Power and control

The V4 uses the ubiquitous Bosch Inertial Measurement Unit (IMU) to give the rider full control of the 200bhp on offer. It features multi-level traction-control, anti-wheelie, engine braking strategies, cruise control and launch control along with a datalogging system for use on the track. There’s launch control as standard, too. In addition, there’s a quickshifter, autoblipper, fly-by-wire throttle, with all functions being controlled via the full-colour high-definition 7-inch screen.

Rolling stock

The standard RR model (pictured) will roll on OZ wheels, which are super-lightweight and fit with Norton’s design brief, while the top-end SS model will use BST-made carbon fibre wheels, which shave another 1.7kg off the mass of the wheels, reducing unsprung mass, moment of inertia, and increasing agility on road and track.

The power to move you

At the heart of Norton’s new V4 is the, er, V4. Completely designed and developed by Norton and engine specialists
Ricardo, the 1200cc 72-degree V-twin is delivering 200bhp+ in standard road trim, and another 10bhp with the race system fitted. The engines will all be built at Norton’s factory. The engine uses titanium valves, a 6-speed cassette gearbox and a race-bred slipper clutch, quickshifter and autoblipper.

Dressed to thrill

Both the RR and SS boast carbon fibre bodywork, with the fender, main fairings, nose section and tail unit all being created in carbon. The SS is presented in a beautiful plain carbon finish, while the RR is painted as a TT replica, using a special silver-impregnated paint which is incredibly difficult to work with . The finished effect looks like chrome.

Total control

At the sharp end sits a fully adjustable
Öhlins NIX30 fork, clamped by a completely bespoke machined billet triple clamp. The top yoke was the first part of the bike Simon Skinner designed.  At the rear is a bespoke version of Öhlins’ TTXGP fully adjustable monoshock acting on a simply stunning single-sided swingarm which is machined from a single 70kg block of billet. The finished swingarm weighs 3.5kg.

Top-spec anchors

Taking care of the brunt of the braking force is a pair of fat Brembo M50 calipers, the lightest and most powerful current production brakes. They bite down on a pair of 330mm discs, with all the pumping force coming from a Brembo radial master cylinder, fitted with a bespoke machined Norton brake lever.

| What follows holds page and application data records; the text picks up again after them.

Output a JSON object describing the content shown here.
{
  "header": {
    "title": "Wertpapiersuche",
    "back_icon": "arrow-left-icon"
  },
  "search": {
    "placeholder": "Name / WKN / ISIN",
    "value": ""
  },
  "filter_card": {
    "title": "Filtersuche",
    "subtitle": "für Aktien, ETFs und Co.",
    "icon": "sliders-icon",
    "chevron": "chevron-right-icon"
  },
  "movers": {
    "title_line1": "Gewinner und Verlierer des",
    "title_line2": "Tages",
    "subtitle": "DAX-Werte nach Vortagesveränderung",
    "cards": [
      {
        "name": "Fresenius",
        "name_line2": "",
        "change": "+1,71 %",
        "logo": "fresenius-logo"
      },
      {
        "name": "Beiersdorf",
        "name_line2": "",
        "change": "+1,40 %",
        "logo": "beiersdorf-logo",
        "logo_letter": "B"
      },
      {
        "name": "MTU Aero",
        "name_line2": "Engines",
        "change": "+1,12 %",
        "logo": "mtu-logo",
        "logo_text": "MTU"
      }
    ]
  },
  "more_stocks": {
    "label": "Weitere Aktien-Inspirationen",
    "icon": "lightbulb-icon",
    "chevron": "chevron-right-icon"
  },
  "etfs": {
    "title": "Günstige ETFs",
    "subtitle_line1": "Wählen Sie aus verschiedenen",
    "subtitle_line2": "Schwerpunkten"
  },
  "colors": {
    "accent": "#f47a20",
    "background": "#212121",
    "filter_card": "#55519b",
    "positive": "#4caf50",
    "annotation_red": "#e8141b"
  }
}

At the rear there’s a single disc matched to another Brembo caliper.

norton_v4_rr_04Norton V4 Technical Specifications

Norton V4 SS £44,000 / V4 RR £28,000

Engine Norton 72-degree liquid-cooled V4, 1200cc. Chain-driven cams with idler gear for reduced engine height. Titanium inlet valves. Slipper clutch

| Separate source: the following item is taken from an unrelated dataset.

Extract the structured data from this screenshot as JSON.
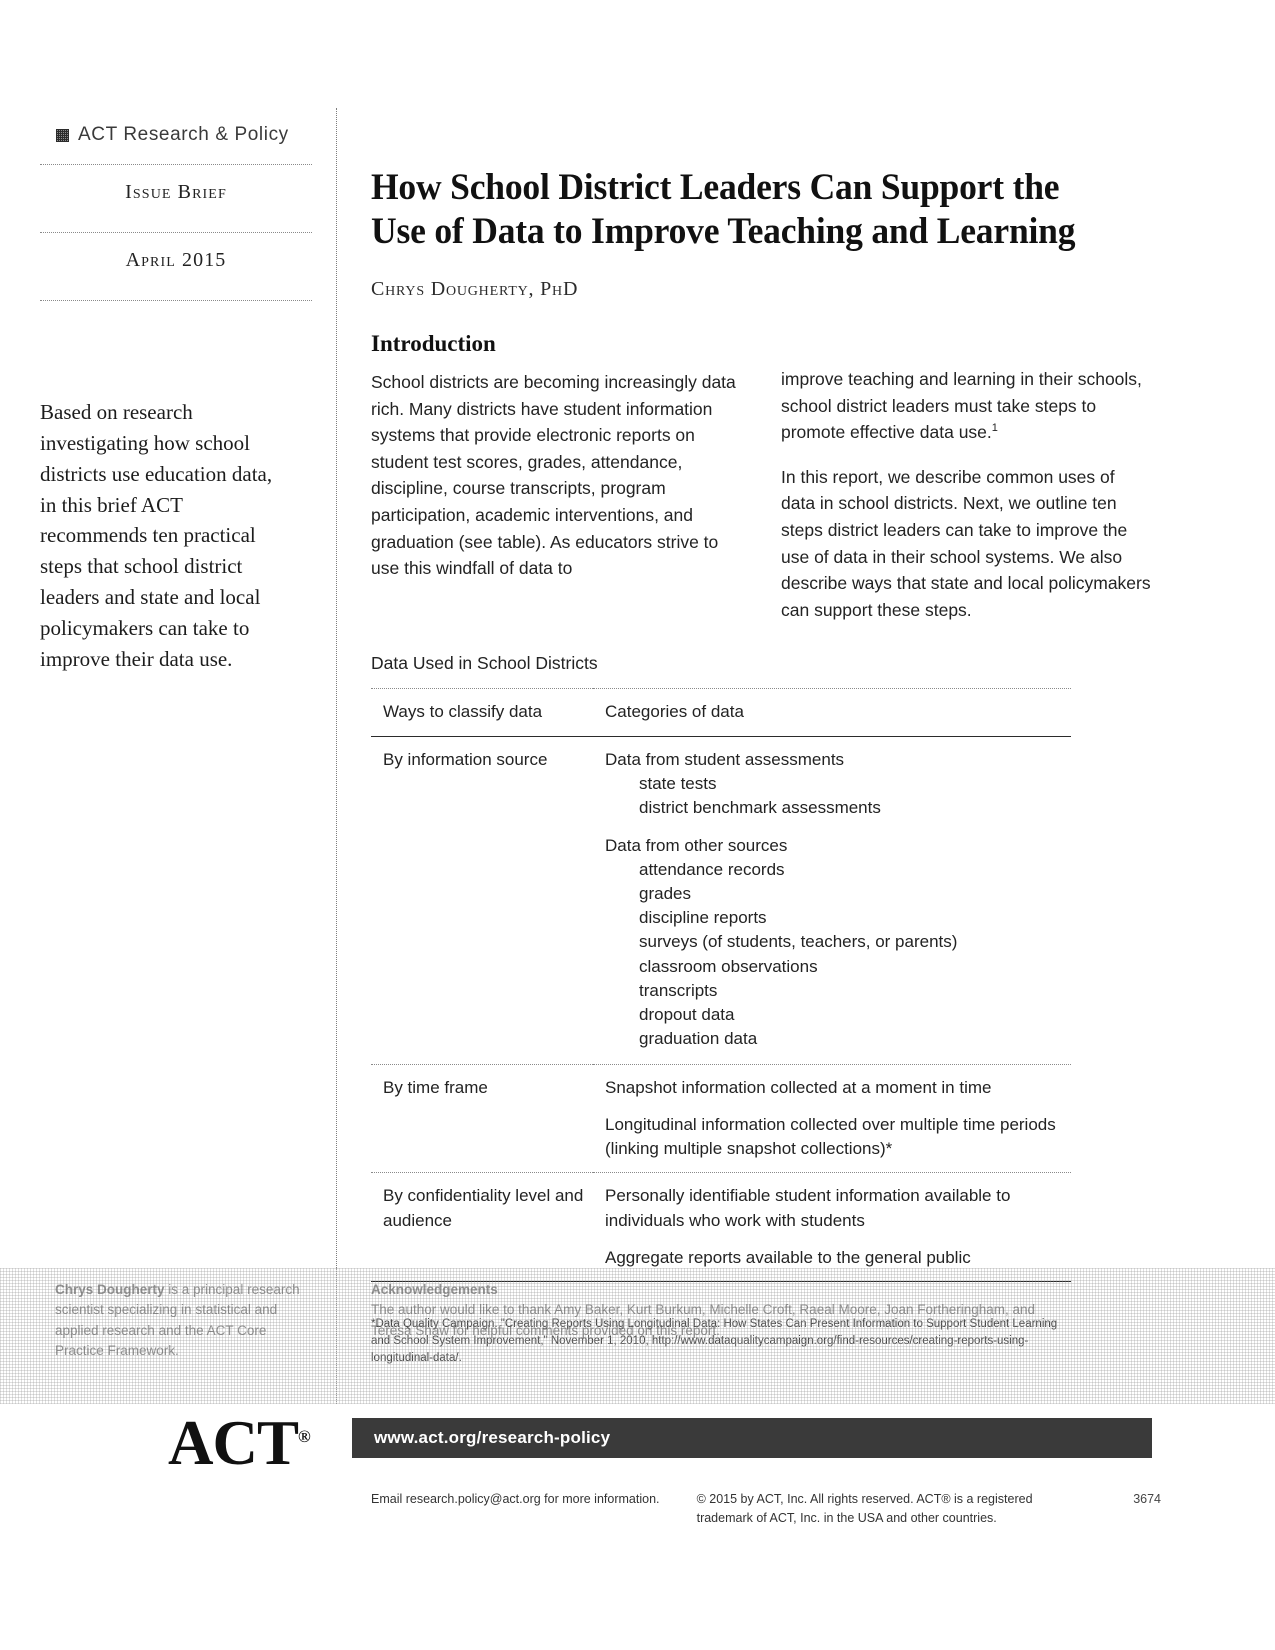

Bore x Stroke: 82mm x 56.8mm

Compression Ratio: 13.6:1

Power 200bhp+ @ 12,500rpm

Torque 95.88ftlb @ 10,000rpm

Fuel injection Electronic fuel-injection system. Constantly variable inlet tracts. 8-fuel injectors. Full drive-by-wire system independent of front and rear banks of cylinders for ultimate control and feel.

Engine modes Road, Sport, Pro-Race

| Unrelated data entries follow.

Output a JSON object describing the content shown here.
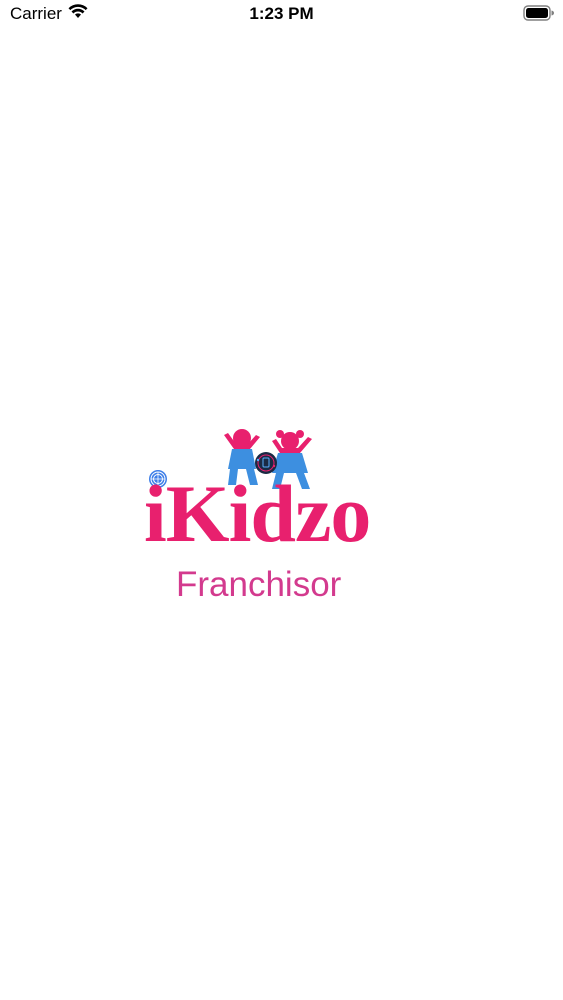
{
  "status_bar": {
    "carrier": "Carrier",
    "time": "1:23 PM",
    "wifi_icon": "wifi-icon",
    "battery_icon": "battery-icon"
  },
  "splash": {
    "brand_name": "iKidzo",
    "subtitle": "Franchisor",
    "logo_icon": "kids-logo-icon",
    "colors": {
      "brand_pink": "#e8206e",
      "subtitle_pink": "#d33a8e",
      "kid_blue": "#3d8fe0"
    }
  }
}
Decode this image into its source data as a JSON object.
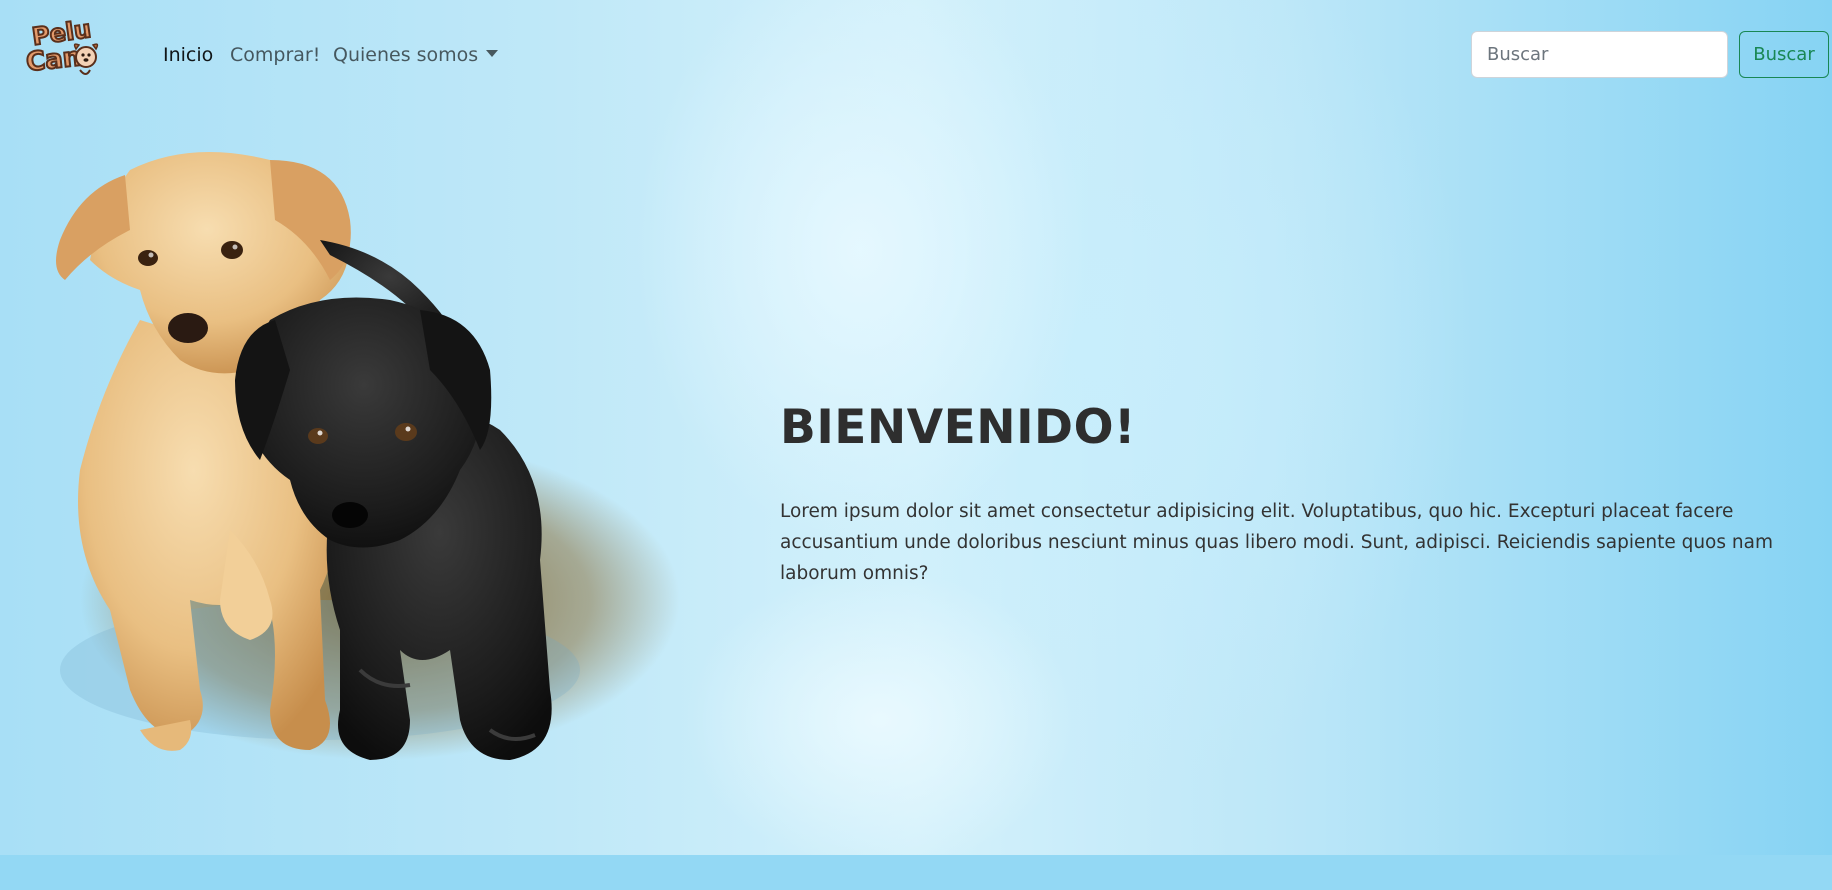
{
  "brand": {
    "logo_alt": "PeluCan",
    "logo_line1": "Pelu",
    "logo_line2": "Can"
  },
  "nav": {
    "items": [
      {
        "label": "Inicio",
        "active": true
      },
      {
        "label": "Comprar!",
        "active": false
      },
      {
        "label": "Quienes somos",
        "active": false,
        "dropdown": true
      }
    ]
  },
  "search": {
    "placeholder": "Buscar",
    "value": "",
    "button_label": "Buscar"
  },
  "hero": {
    "title": "BIENVENIDO!",
    "text": "Lorem ipsum dolor sit amet consectetur adipisicing elit. Voluptatibus, quo hic. Excepturi placeat facere accusantium unde doloribus nesciunt minus quas libero modi. Sunt, adipisci. Reiciendis sapiente quos nam laborum omnis?"
  },
  "colors": {
    "accent": "#198754",
    "background": "#8fd8f5",
    "title": "#2e2e2e"
  }
}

Chassis Polished aluminium twin tube Shotgun frame with single-sided swingarm.

Suspension Fully-adjustable Öhlins NIX30 fork. Fully-adjustable Öhlins TTXGP rear shock.

Brakes 2 x 330mm full-floating discs. Radially-mounted Brembo Monobloc calipers. Brembo discs, and Brembo master cylinder.

Dry weight 199kg

Fuel capacity 18L

Electronics Multi-setting traction-control, wheelie control, launch control and cruise control. Uses six-axis Inertial Measurement Unit (IMU), quickshifter and autoblipper, plus built-in datalogger

Dash Full-colour 7-inch screen with Road, Track and Pro-Race and rear-view camera and build-in datalogger.

Ignition Keyless ignition system

Wheelbase 1430mm

Dry weight 179kg 

Front suspension Öhlins NIX30 system front fork. Fully-adjustable.norton_v4_rr_15

Rear suspension Öhlins TTXGP Norton bespoke fully-adjustable rear shock.

Steering damper Öhlins damper

Lighting  Full LED lighting system including super bright low beam & high beam, angel eye DRLs, rear lamps and indicators

Race exhaust Full titanium race system supplied with aftermarket tune, approx 8kg lighter and approx 10bhp more.



BST at EICMA 2016